My plan for Italy is to spend 10 days traversing the country east to west beginning in my great Grandfathers home village (or my best guess of his home village). He's been a tricky bloke to nail down. There are multiple clues in death certificates and oral stories but no documents. No birth certificate, no baptism registration. There is a recent global family of origin family tree put together by Antonio Perin in which Lorenzo Perin appears under his original family name. This is evidence of his existence and confirms that he did live in the district where I will begin my journey.
In 1880, between February and April, Lorenzo and Catterina and two children made the journey from their kitchen to Marseilles overland. What transport they used I'm not sure, but it would have been an arduous trip for a family carrying their worldly possessions and little money. Over 300 Italians from their district made this journey around the same time, so perhaps they were travelling with company. Their ultimate destination was Barcelona, their embarkation point for paradise.
They may have travelled by horse and cart as would all journeys in the mid 19th Century but part of the journey may have been by rail. Between 1860 and 1880, after the unification of Italy, there was an explosion of rail networks across Northern Italy. It would, in fact, have been possible to undertake almost the entire journey by rail in 1880.
For a peasant family that would have been unheard of, unimaginable ten years earlier. Could they have afforded such travel? What would it have cost? How often did these services operate and did they connect? I don't have answers to these questions but I intend to gain some insight into the modern experience of this journey as I attempt to retrace their steps using the local rail network.
|Italian Rail Network 1861|
I will buy tickets at local stations for trains with no booking system using my halting "Italian for Travellers". I will plan each next step as I go, checking that my assumed itinerary is the one that locals confirm may have been the route of my ancestors.
At this stage I will begin near Conegliano in Veneto and follow a route which will take me via Treviso, Padua, Verona, Brescia, Bergamo, Milan, Novara, Torina, Cuneo, Ventimigia the cross the border to Nice and finally Marseilles, the second city of France. Interestingly Nice, France's third city, was most recently part of Piedmont, Italy until it was annexed by France in 1860.
Each stage is short and will give give me time to walk the streets of these mostly minor and middle sized towns at the end of each day before returning next morning to pick up my next train.I have allowed about seven days for this. You can get a fast train and complete the journey in one day but I imagine Lorenzo and his comrades may have spent close to a month on this leg of their trip.
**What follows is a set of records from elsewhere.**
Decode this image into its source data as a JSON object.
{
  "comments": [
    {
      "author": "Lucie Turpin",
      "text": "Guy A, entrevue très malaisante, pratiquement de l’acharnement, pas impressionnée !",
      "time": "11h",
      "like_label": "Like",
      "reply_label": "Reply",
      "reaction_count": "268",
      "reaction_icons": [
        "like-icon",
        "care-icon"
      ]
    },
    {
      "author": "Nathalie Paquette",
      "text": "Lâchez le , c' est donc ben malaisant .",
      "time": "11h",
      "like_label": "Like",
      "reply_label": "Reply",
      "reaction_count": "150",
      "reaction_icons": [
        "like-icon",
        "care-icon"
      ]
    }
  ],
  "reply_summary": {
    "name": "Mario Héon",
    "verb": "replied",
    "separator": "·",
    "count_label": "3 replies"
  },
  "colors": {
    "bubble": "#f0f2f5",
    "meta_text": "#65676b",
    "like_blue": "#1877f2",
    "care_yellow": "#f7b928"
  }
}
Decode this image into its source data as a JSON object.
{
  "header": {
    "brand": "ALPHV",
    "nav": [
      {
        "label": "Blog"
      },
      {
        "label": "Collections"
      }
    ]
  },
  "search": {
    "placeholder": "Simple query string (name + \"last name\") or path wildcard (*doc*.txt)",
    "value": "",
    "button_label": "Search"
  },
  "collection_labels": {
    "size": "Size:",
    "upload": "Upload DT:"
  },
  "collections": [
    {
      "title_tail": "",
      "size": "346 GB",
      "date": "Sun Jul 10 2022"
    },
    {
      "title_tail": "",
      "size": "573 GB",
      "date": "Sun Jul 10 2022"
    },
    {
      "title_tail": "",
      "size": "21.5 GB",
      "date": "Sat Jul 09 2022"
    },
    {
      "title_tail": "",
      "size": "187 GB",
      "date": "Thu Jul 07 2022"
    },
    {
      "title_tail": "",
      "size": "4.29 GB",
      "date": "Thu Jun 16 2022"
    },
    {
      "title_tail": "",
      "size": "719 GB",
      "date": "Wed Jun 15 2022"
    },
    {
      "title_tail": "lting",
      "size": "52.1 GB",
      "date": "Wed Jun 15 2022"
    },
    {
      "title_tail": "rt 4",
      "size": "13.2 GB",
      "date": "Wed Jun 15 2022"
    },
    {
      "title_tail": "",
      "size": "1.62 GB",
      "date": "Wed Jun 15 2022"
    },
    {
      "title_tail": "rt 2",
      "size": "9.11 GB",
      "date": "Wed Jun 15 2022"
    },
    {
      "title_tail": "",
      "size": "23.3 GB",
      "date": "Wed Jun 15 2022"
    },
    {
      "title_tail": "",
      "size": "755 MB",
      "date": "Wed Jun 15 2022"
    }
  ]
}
I want the local experience.
|Italian Rail Network 1870|
I have a friend who did do a similar journey down the Rhine (he's of German descent) following the same route as a passenger on a container vessel.
My sea experience will come on my next adventure. I am planning to visit Papua New Guinea to stand on the beach where the 300 Italians were delivered to begin a disastrous six months in their imagined, but devastatingly disappointing, paradise in the Pacific.